After a postponement ashore and then on the water tuesday morning, a light breeze filled in nicely for the most part of two races on Rhode Island Sound at the 12 Metre World Championship hosted by Ida Lewis Yacht Club and organized by the International Twelve Metre Association’s (ITMA) Americas Fleet. The five-day event started amidst much anticipation and excitement for the spectacle of such a large gathering of 12 Metres on one stage. Racing were 21 of the historic yachts, with many of those having once sailed in America’s Cup competitions here in Newport from 1958-1983 (Modern and Traditional Divisions); some having been built with winged keels specifically for the 1987 Cup (Grand Prix Division); and some dating as far back as the 1920s (Vintage Division). A 12 Metre Spirit Division also sailed.
Tuesday’s s first race, on a twice-around windward/leeward course of nearly 7 miles, was completed in 9-11 knots, but during the second race, sailed in a similar manner, the wind died enough so that the Race Committee felt it prudent to shorten course.
Courageous (US-26), topped the Modern Division on a tiebreaker with Challenge XII (KA-10), and did so even after a premature start in the second race. Famous for being one of just two 12 Metres to have won the America’s Cup twice (1974 and 1977), Courageous is owned by a Newport syndicate comprised of Ralph Isham, Steve Glascock, Alexander Auersperg and Ward Marsh and skippered by Arthur Santry. Gary Jobson, who won the ’77 Cup aboardCourageous as tactician for Ted Turner, is filling the same role at the Worlds and today had some interesting decisions to make.
“The good news is everybody had a good attitude; no one got down when we were over the line early,” said Jobson. “It was a day of picking wind shifts, and we got some good ones. We passed a couple of boats on each leg to win.”
Isham, who sails on the boat with the other syndicate members, said it helped to be behind to see what was happening to others. “With the shifts it could have been anybody’s day, but Jobson made some great decisions and got us right back into the race.

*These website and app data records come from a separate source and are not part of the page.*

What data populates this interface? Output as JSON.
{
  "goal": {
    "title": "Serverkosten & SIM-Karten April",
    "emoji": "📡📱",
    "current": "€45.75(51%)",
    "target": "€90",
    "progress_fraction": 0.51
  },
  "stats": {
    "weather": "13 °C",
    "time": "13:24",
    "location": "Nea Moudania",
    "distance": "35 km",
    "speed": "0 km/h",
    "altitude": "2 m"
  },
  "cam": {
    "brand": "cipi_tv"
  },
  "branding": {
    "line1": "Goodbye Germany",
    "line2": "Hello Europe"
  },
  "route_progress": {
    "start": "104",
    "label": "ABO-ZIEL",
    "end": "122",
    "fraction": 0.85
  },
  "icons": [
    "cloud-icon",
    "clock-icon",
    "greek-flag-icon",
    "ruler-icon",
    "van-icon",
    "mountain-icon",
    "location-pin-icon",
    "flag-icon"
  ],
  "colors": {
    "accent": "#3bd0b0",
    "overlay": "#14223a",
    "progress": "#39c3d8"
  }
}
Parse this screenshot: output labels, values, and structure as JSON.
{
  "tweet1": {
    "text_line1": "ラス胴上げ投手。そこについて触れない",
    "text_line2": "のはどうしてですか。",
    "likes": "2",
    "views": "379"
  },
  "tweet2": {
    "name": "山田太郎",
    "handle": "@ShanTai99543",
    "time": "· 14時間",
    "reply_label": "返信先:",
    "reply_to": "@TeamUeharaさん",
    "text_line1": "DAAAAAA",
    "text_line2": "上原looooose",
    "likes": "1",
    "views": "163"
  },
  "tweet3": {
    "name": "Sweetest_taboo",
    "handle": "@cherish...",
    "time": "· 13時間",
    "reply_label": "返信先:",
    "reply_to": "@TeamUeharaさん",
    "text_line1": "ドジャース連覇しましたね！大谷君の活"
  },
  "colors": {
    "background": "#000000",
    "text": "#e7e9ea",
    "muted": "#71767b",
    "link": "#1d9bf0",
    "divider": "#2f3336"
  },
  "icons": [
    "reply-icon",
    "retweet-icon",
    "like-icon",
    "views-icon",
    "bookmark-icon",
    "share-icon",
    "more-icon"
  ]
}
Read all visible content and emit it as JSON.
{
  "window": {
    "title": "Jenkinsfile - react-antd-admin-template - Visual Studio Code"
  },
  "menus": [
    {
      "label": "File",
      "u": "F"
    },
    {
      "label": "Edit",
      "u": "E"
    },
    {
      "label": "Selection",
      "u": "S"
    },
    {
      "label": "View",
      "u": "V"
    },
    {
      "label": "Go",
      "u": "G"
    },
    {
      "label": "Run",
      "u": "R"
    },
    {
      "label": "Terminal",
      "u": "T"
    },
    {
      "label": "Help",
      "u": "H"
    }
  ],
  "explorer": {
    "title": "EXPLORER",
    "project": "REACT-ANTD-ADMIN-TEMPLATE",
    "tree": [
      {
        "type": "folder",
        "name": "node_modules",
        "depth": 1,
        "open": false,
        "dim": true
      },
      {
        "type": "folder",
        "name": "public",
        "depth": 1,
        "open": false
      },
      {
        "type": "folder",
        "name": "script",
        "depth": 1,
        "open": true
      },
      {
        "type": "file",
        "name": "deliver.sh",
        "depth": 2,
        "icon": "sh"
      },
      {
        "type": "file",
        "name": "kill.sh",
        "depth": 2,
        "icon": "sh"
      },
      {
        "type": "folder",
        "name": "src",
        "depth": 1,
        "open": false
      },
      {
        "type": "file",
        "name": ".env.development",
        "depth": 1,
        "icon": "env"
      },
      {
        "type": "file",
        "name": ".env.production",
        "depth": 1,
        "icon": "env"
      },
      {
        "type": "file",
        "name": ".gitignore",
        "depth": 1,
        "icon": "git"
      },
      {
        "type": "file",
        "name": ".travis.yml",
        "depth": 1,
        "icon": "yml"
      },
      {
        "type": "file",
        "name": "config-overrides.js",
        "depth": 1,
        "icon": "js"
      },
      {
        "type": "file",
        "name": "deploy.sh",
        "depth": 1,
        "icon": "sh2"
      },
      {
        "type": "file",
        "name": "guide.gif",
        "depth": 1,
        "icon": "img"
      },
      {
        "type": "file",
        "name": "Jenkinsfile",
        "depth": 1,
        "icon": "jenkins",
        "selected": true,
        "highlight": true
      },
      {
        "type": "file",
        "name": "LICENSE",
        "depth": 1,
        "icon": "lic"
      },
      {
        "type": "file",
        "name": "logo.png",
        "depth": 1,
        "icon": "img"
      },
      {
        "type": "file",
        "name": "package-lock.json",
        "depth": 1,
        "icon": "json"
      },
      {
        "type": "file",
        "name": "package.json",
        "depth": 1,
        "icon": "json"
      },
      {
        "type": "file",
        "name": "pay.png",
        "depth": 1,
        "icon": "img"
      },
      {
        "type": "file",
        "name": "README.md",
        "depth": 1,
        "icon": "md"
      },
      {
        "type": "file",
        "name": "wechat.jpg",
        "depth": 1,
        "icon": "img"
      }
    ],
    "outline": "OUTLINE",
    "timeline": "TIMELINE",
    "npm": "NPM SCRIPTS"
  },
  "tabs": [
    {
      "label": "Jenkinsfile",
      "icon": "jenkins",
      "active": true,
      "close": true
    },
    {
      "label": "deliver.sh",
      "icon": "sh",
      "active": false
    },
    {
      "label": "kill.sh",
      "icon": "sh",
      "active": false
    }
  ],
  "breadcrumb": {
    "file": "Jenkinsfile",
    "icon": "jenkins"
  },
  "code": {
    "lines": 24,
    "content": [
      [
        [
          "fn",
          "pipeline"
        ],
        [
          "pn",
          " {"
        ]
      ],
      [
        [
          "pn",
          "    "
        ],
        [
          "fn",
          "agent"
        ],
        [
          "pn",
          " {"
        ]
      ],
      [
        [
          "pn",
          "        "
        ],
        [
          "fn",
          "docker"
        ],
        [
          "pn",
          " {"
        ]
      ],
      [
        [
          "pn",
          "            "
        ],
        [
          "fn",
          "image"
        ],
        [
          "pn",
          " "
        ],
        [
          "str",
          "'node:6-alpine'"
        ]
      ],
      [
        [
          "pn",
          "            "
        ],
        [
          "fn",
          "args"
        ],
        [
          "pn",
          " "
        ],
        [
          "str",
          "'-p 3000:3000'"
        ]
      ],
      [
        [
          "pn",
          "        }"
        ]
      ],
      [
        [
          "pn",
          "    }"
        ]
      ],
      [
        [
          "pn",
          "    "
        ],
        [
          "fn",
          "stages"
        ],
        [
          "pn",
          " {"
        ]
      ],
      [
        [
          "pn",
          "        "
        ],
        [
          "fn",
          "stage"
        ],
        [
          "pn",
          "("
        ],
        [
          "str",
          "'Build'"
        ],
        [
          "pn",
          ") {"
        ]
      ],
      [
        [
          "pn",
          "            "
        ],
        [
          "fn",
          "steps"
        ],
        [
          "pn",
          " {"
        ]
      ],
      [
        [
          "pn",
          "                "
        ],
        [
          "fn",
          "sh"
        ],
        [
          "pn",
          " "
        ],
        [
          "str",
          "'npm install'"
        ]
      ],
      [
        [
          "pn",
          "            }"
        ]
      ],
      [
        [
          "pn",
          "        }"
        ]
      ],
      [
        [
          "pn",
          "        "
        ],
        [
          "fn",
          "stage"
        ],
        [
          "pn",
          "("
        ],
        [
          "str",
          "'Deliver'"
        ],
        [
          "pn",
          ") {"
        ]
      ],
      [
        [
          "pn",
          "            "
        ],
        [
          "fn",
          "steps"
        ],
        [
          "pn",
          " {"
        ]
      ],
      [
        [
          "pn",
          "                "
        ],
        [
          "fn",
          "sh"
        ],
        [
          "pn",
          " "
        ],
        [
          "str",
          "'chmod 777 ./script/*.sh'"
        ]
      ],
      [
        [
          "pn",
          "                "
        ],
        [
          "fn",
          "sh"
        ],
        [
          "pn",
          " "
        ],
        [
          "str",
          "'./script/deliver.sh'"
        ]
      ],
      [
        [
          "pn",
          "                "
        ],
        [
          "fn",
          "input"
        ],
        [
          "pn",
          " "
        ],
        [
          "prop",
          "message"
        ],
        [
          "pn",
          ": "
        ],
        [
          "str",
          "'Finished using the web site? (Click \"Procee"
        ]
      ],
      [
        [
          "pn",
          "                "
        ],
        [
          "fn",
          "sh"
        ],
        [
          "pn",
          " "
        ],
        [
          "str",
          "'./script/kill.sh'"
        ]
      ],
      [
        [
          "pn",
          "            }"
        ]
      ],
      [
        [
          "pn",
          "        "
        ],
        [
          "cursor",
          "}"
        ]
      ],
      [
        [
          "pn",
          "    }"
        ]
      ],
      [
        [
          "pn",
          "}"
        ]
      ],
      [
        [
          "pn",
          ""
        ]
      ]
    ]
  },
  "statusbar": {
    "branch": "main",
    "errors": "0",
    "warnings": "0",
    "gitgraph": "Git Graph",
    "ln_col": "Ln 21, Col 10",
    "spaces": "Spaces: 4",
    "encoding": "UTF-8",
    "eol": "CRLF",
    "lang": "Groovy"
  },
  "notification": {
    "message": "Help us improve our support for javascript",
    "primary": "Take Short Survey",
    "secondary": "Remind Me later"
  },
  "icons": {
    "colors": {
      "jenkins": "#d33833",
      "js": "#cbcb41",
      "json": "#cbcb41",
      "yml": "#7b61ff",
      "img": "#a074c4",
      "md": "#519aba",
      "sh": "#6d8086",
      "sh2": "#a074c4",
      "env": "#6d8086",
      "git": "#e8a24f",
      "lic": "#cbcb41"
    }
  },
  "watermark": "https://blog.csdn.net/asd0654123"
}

In the first race on the upwind leg we couldn’t separate ourselves from Challenge XIIand Victory ’83 (K-22). We finally got around Victory ‘83, but Challenge XII won by 25 seconds”
The Danish team aboard Legacy (KZ-5), skippered by Thomas Andersen, won both its races today in Grand Prix Division.
“It definitely was not easy,” said Legacy’s tactician Jesper Bank. “In the first race we were leading around the marks but not by much. In the second race we were with New Zealand (KZ-3) and Kiwi Magic (KZ-7) on the left andKookaburra II (KA-12) was on the right, so we knew early on that we needed to win the group on the left. We were the first boat to come in from the left but Kookaburra II was slightly ahead. Then we took advantage of a massive wind shift on the downwind leg. When the wind died on the second beat and the Race Committee finished us at the top mark, we were lucky enough to be leading.”
American Eagle (US-21) topped the Traditional class while Onawa (US-6) and America II (US-42) won the Vintage Division and 12 Metre Spirit Division, respectively.
In reflecting on the overall picture, Gary Jobson said, “It’s two races down and seven to go, but the coolest thing is having all these 12 Metres sailing together. It’s the biggest thing in the U.S. in sailing this summer.”
With Wednesday’s forecast, the races are expected to run on time, with the first starting signal scheduled for 11 a.m